Forren has attracted a number of other interested clubs who have been alerted by his impressive displays for the Norwegian champions, but Moyes wants to persuade him to pick Goodison instead of linking up with his compatriot in West London.
The Blues have healthy competition in central defence with Phil Jagielka, Sylvain Distin and John Heitinga all competing for two places – but Moyes is aware of the need to add youth to his ranks with only Shane Duffy currently emerging as a home-grown future prospect.
Molde manager Ole Gunnar Solskjær has helped Forren develop rapidly since taking over in 2011, and rates the defender – who already has five caps for Norway – in the £2.5m price bracket.

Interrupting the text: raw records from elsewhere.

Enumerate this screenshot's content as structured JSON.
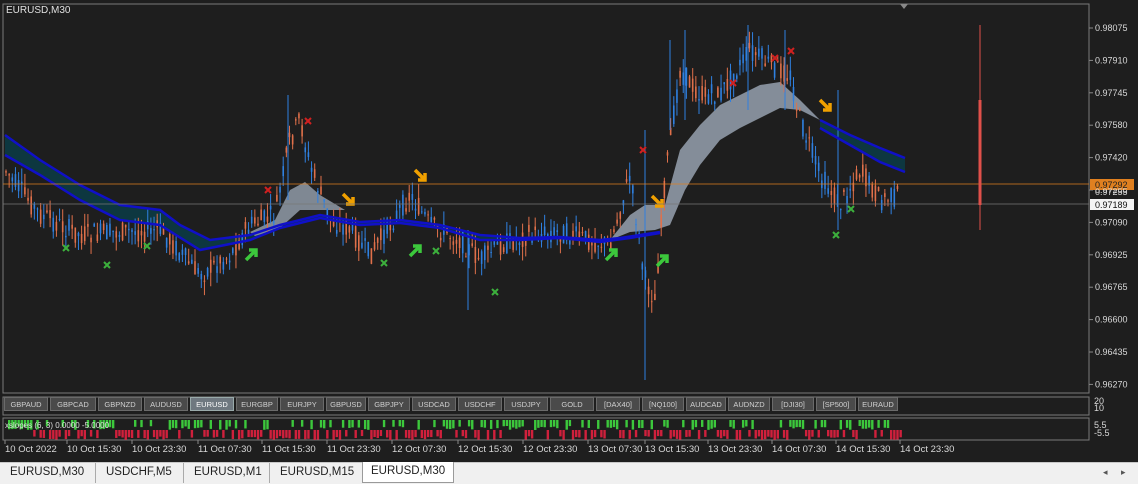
{
  "chart": {
    "title": "EURUSD,M30",
    "bid_price": "0.97292",
    "ask_price": "0.97189",
    "overlap_price": "0.97255",
    "price_ticks": [
      "0.98075",
      "0.97910",
      "0.97745",
      "0.97580",
      "0.97420",
      "0.97255",
      "0.97090",
      "0.96925",
      "0.96765",
      "0.96600",
      "0.96435",
      "0.96270"
    ],
    "time_ticks": [
      "10 Oct 2022",
      "10 Oct 15:30",
      "10 Oct 23:30",
      "11 Oct 07:30",
      "11 Oct 15:30",
      "11 Oct 23:30",
      "12 Oct 07:30",
      "12 Oct 15:30",
      "12 Oct 23:30",
      "13 Oct 07:30",
      "13 Oct 15:30",
      "13 Oct 23:30",
      "14 Oct 07:30",
      "14 Oct 15:30",
      "14 Oct 23:30"
    ],
    "colors": {
      "bull": "#2f80e0",
      "bear": "#e0704a",
      "ma": "#1010c8",
      "ribbon": "#8a94a0",
      "cloud": "#0b3a44",
      "buy_arrow": "#3cc83c",
      "sell_arrow": "#f0a000",
      "exit_x_green": "#3cb03c",
      "exit_x_red": "#d02020",
      "bid_line": "#e08020"
    }
  },
  "symbols": [
    "GBPAUD",
    "GBPCAD",
    "GBPNZD",
    "AUDUSD",
    "EURUSD",
    "EURGBP",
    "EURJPY",
    "GBPUSD",
    "GBPJPY",
    "USDCAD",
    "USDCHF",
    "USDJPY",
    "GOLD",
    "[DAX40]",
    "[NQ100]",
    "AUDCAD",
    "AUDNZD",
    "[DJI30]",
    "[SP500]",
    "EURAUD"
  ],
  "active_symbol": "EURUSD",
  "indicator": {
    "label": "xslopes (6, 3) 0.0000 -5.0000",
    "scale_top": "20",
    "scale_mid": "5.5",
    "scale_bottom": "-5.5",
    "scale_top2": "10"
  },
  "tabs": [
    "EURUSD,M30",
    "USDCHF,M5",
    "EURUSD,M1",
    "EURUSD,M15",
    "EURUSD,M30"
  ],
  "active_tab": 4,
  "scroll": {
    "left": "◂",
    "right": "▸"
  }
}
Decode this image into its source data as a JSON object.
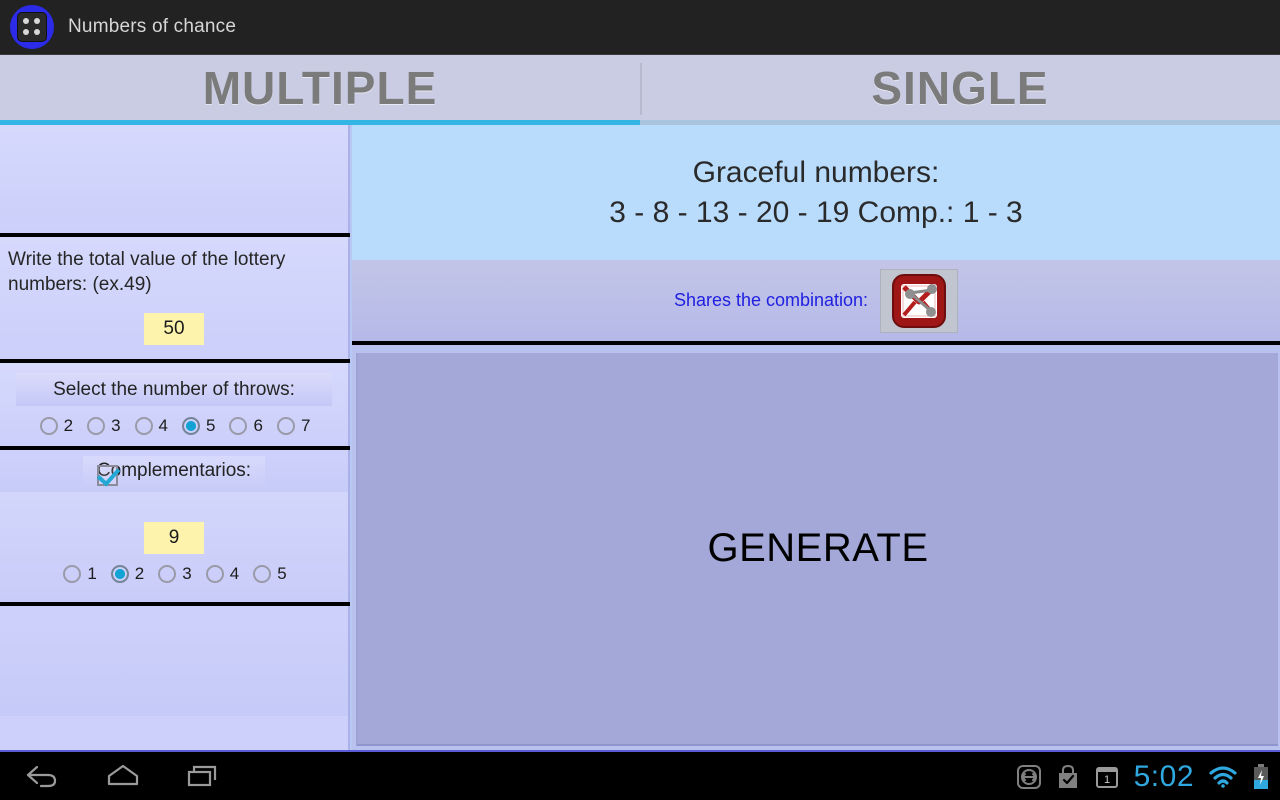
{
  "titlebar": {
    "app_name": "Numbers of chance",
    "icon": "dice-icon"
  },
  "tabs": [
    {
      "label": "MULTIPLE",
      "active": true
    },
    {
      "label": "SINGLE",
      "active": false
    }
  ],
  "left_panel": {
    "total_value": {
      "prompt": "Write the total value of the lottery numbers: (ex.49)",
      "value": "50"
    },
    "throws": {
      "label": "Select the number of throws:",
      "options": [
        "2",
        "3",
        "4",
        "5",
        "6",
        "7"
      ],
      "selected": "5"
    },
    "complementary": {
      "label": "Complementarios:",
      "checked": true,
      "value": "9",
      "options": [
        "1",
        "2",
        "3",
        "4",
        "5"
      ],
      "selected": "2"
    }
  },
  "right_panel": {
    "result_title": "Graceful numbers:",
    "result_numbers": "3 - 8 - 13 - 20 - 19 Comp.: 1 - 3",
    "share_label": "Shares the combination:",
    "share_icon": "share-mail-icon",
    "generate_label": "GENERATE"
  },
  "navbar": {
    "back": "back-icon",
    "home": "home-icon",
    "recents": "recents-icon",
    "status": {
      "sync": "sync-arrows-icon",
      "bag": "shopping-bag-check-icon",
      "badge": "1",
      "time": "5:02",
      "wifi": "wifi-icon",
      "battery": "battery-charging-icon"
    }
  },
  "colors": {
    "accent": "#33b5e5",
    "titlebar_bg": "#222222",
    "panel_bg": "#d3d6fa",
    "result_bg": "#b9dcfd",
    "field_yellow": "#fdf3ad",
    "generate_bg": "#a3a8d8",
    "share_text": "#2020e0",
    "clock": "#2fa8e0"
  }
}
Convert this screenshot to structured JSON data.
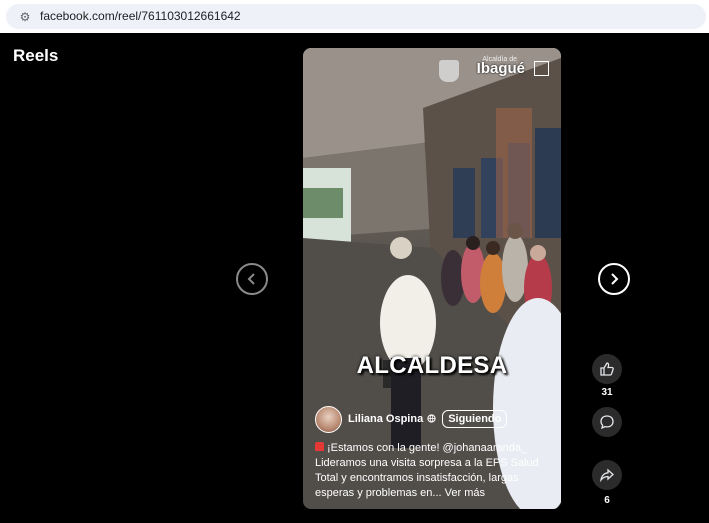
{
  "browser": {
    "url": "facebook.com/reel/761103012661642",
    "site_icon": "site-settings-icon"
  },
  "page": {
    "title": "Reels"
  },
  "reel": {
    "watermark_small": "Alcaldía de",
    "watermark_text": "Ibagué",
    "caption_word": "ALCALDESA",
    "author": {
      "name": "Liliana Ospina",
      "follow_label": "Siguiendo"
    },
    "description": "¡Estamos con la gente! @johanaaranda_ Lideramos una visita sorpresa a la EPS Salud Total y encontramos insatisfacción, largas esperas y problemas en...",
    "see_more": "Ver más"
  },
  "actions": {
    "like_count": "31",
    "comment_count": "",
    "share_count": "6"
  },
  "nav": {
    "prev_icon": "chevron-left-icon",
    "next_icon": "chevron-right-icon"
  }
}
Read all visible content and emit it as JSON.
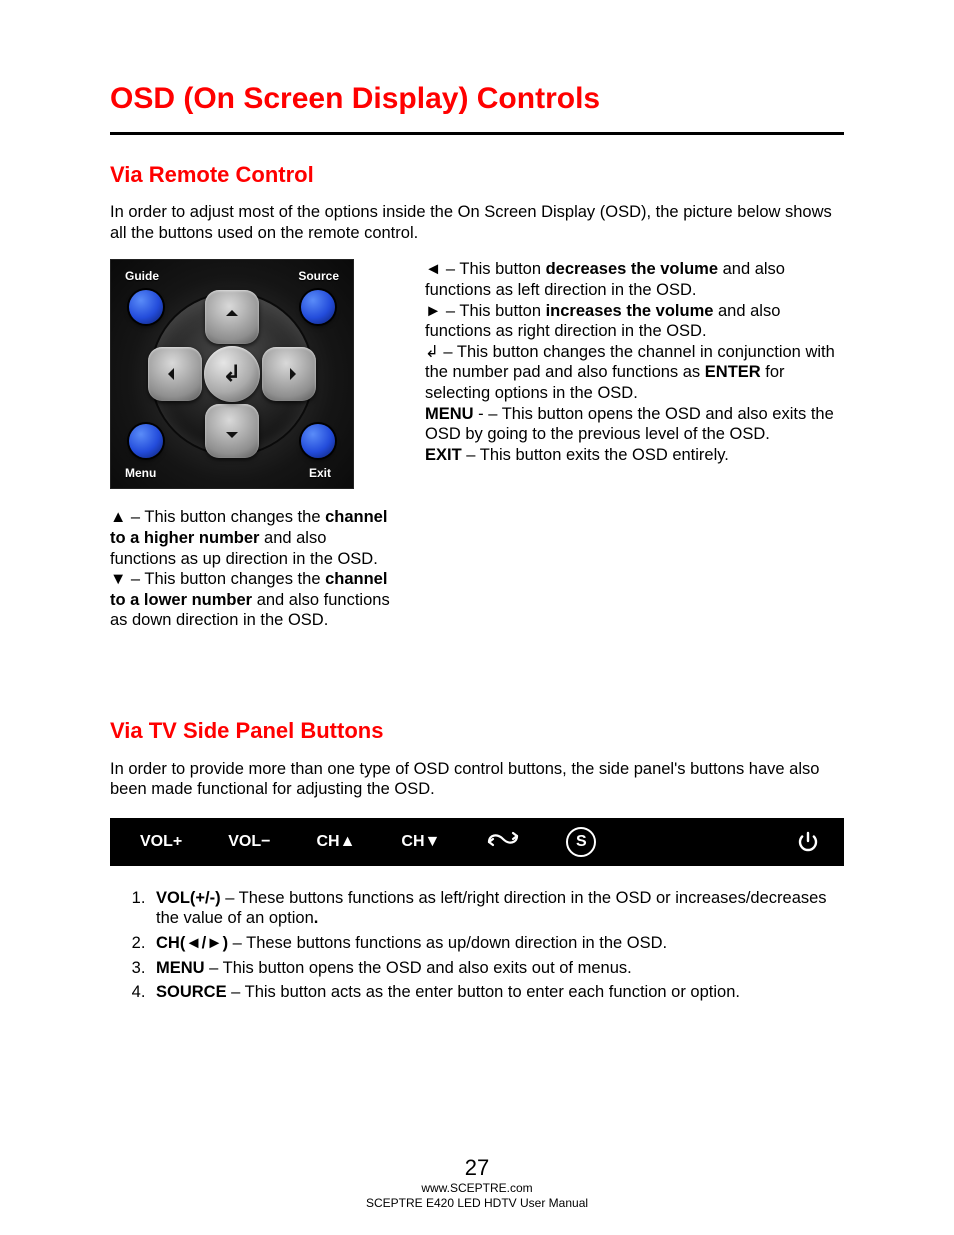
{
  "title": "OSD (On Screen Display) Controls",
  "section1": {
    "heading": "Via Remote Control",
    "intro": "In order to adjust most of the options inside the On Screen Display (OSD), the picture below shows all the buttons used on the remote control."
  },
  "remote": {
    "tl": "Guide",
    "tr": "Source",
    "bl": "Menu",
    "br": "Exit"
  },
  "left_desc": {
    "up_pre": "▲ – This button changes the ",
    "up_bold": "channel to a higher number",
    "up_post": " and also functions as up direction in the OSD.",
    "dn_pre": "▼ – This button changes the ",
    "dn_bold": "channel to a lower number",
    "dn_post": " and also functions as down direction in the OSD."
  },
  "right_desc": {
    "l_pre": "◄ – This button ",
    "l_bold": "decreases the volume",
    "l_post": " and also functions as left direction in the OSD.",
    "r_pre": "► – This button ",
    "r_bold": "increases the volume",
    "r_post": " and also functions as right direction in the OSD.",
    "ent_pre": "↲ – This button changes the channel in conjunction with the number pad and also functions as ",
    "ent_bold": "ENTER",
    "ent_post": " for selecting options in the OSD.",
    "menu_bold": "MENU",
    "menu_post": " - – This button opens the OSD and also exits the OSD by going to the previous level of the OSD.",
    "exit_bold": "EXIT",
    "exit_post": " – This button exits the OSD entirely."
  },
  "section2": {
    "heading": "Via TV Side Panel Buttons",
    "intro": "In order to provide more than one type of OSD control buttons, the side panel's buttons have also been made functional for adjusting the OSD."
  },
  "panel": {
    "vp": "VOL+",
    "vm": "VOL−",
    "cu": "CH▲",
    "cd": "CH▼",
    "s": "S"
  },
  "list": {
    "i1b": "VOL(+/-)",
    "i1t": " – These buttons functions as left/right direction in the OSD or increases/decreases the value of an option",
    "i2b": "CH(◄/►)",
    "i2t": " – These buttons functions as up/down direction in the OSD.",
    "i3b": "MENU",
    "i3t": " – This button opens the OSD and also exits out of menus.",
    "i4b": "SOURCE",
    "i4t": " – This button acts as the enter button to enter each function or option."
  },
  "footer": {
    "page": "27",
    "url": "www.SCEPTRE.com",
    "manual": "SCEPTRE E420 LED HDTV User Manual"
  }
}
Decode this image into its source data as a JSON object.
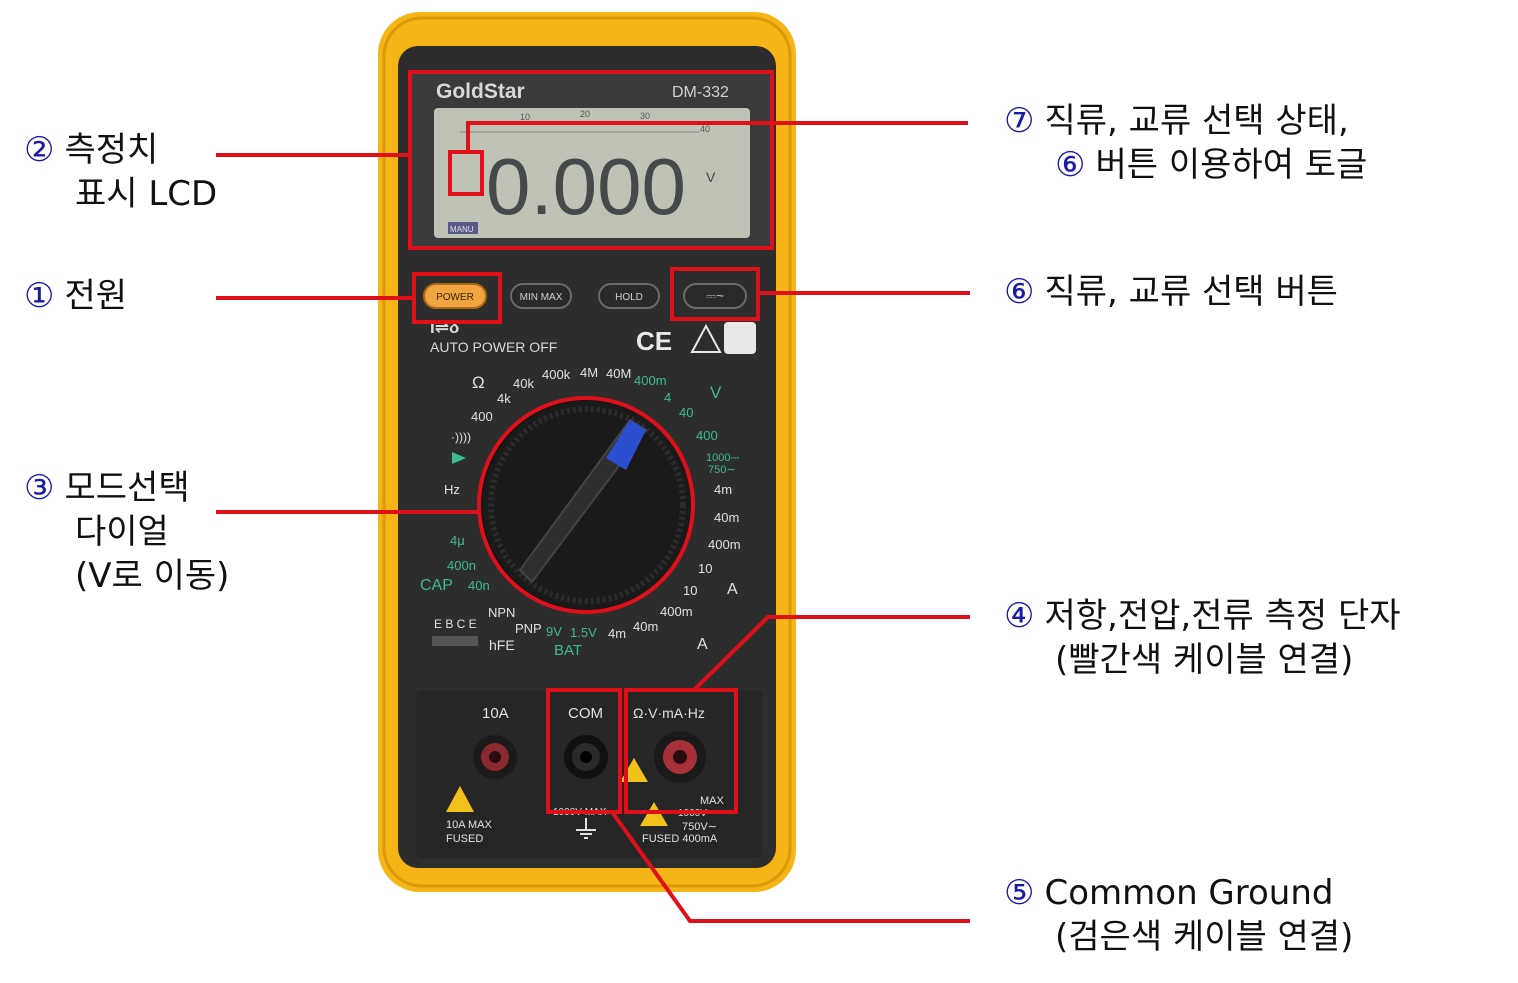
{
  "device": {
    "brand": "GoldStar",
    "model": "DM-332",
    "reading": "0.000",
    "unit": "V",
    "manu": "MANU",
    "buttons": {
      "power": "POWER",
      "minmax": "MIN MAX",
      "hold": "HOLD",
      "acdc": "⎓~"
    },
    "auto_power_off": "AUTO POWER OFF",
    "auto_power_sym": "I⇌δ",
    "bargraph_ticks": [
      "10",
      "20",
      "30",
      "40"
    ],
    "dial_labels": {
      "ohm": "Ω",
      "r400": "400",
      "r4k": "4k",
      "r40k": "40k",
      "r400k": "400k",
      "r4M": "4M",
      "r40M": "40M",
      "v400m": "400m",
      "v4": "4",
      "v40": "40",
      "v400": "400",
      "v1000": "1000⎓",
      "v750": "750∼",
      "vdc": "V",
      "a4m": "4m",
      "a40m": "40m",
      "a400m": "400m",
      "a10": "10",
      "adc": "A",
      "acA4m": "4m",
      "acA40m": "40m",
      "acA400m": "400m",
      "acA10": "10",
      "aac": "A",
      "cont": "·))))",
      "hz": "Hz",
      "c4u": "4μ",
      "c400n": "400n",
      "c40n": "40n",
      "cap": "CAP",
      "npn": "NPN",
      "pnp": "PNP",
      "bat9": "9V",
      "bat15": "1.5V",
      "bat": "BAT",
      "hfe": "hFE",
      "ebce": "E B C E"
    },
    "terminals": {
      "t10a": "10A",
      "com": "COM",
      "vohm": "Ω·V·mA·Hz",
      "fuse10": "10A  MAX",
      "fused": "FUSED",
      "max1000": "1000V   MAX",
      "max": "MAX",
      "v1000": "1000V⎓",
      "v750": "750V∼",
      "fused400": "FUSED 400mA"
    }
  },
  "callouts": [
    {
      "num": "②",
      "lines": [
        "측정치",
        "표시 LCD"
      ]
    },
    {
      "num": "①",
      "lines": [
        "전원"
      ]
    },
    {
      "num": "③",
      "lines": [
        "모드선택",
        "다이얼",
        "(V로 이동)"
      ]
    },
    {
      "num": "⑦",
      "lines": [
        "직류, 교류 선택 상태,"
      ],
      "sub_num": "⑥",
      "sub_line": "버튼 이용하여 토글"
    },
    {
      "num": "⑥",
      "lines": [
        "직류, 교류 선택 버튼"
      ]
    },
    {
      "num": "④",
      "lines": [
        "저항,전압,전류 측정 단자",
        "(빨간색 케이블 연결)"
      ]
    },
    {
      "num": "⑤",
      "lines": [
        "Common Ground",
        "(검은색 케이블 연결)"
      ]
    }
  ],
  "colors": {
    "highlight": "#e0101a",
    "case": "#f6b516",
    "body": "#2b2b2b",
    "lcd": "#bfc3b6",
    "accent_green": "#3dbb8e",
    "number": "#1a1aa8"
  }
}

Everton sent a scout to watch him against Steaua Bucharest in the Europa League in September, and Forren was reported to have welcomed the interest in his services.
“If it is true then of course it is interesting, but it is not something I am thinking about,” he was quoted as telling Romerikes Blad.
“I have been able to cope with the step up in the national team and in Europe and I feel I have played well enough to suggest that I am ready for a better league.”
Meanwhile, Moyes is also monitoring the progress of Irish starlet Christopher Forrester, after the 19-year-old was recently named the League of Ireland PFAI Young Player of the Year.
The Blues have sent scouts to watch the St Patrick's Athletic midfielder who is making a name for himself as a potential Premier League performer, with a string of impressive goals.
STEVEN NAISMITH believes he is still a work in progress for Everton FC – but he is excited by the chance to deputise for Kevin Mirallas tomorrow.
The Scotland international has started just three Premier League games for the Blues so far, although he came off the bench to replace the injured Belgian winger in last weekend’s 2-1 win over Sunderland.
Despite scoring his first Everton goal in last month’s Merseyside derby, Naismith still feels he is fighting his way back to full fitness after the second cruciate knee ligament injury of his career left him sidelined for nine months.
Speaking after the win over Martin O’Neill’s men, David Moyes insisted his summer signing from Glasgow Rangers is getting sharper every week, and the 26-year-old is keen to prove his manager right – and hopes that chance comes against Reading.
He said: “Hopefully if I can get in the starting team again I can show what I can do. I think in the games I have played, be it off the bench or starting, I’ve at least been in positions to create chances or be on the end of chances.
“They’ve not all gone in but it’s a work in progress for me personally at the moment.”
Naimsith admits he was frustrated by his individual performance against the Black Cats, but his growing maturity and experience mean he is confident of getting back to his best soon.
“It was just an off day for me personally but it was great for us to get the win,” he said. “Through that period when you’re coming back, you’re still getting your match sharpness and your sharpness around the box.
“It’s something I’m constantly working on and I’ll try to improve week to week.
“I’m probably less frustrated when things aren’t going my way now than I was the first time around when I was injured. I know it’s part of coming back. “Not only that, but moving to a club with so much quality in it, it takes a bit of time to get up to pace and I’d still say I’m going through that period.”
Tomorrow’s opponents have taken only six points from 10 games so far this term – leaving them 18th in the Premier League table.
But Naismith said: “They showed in the League Cup game against Arsenal (a game which ended in a 7-5 win for the Gunners) that they can play well and be an attacking force.”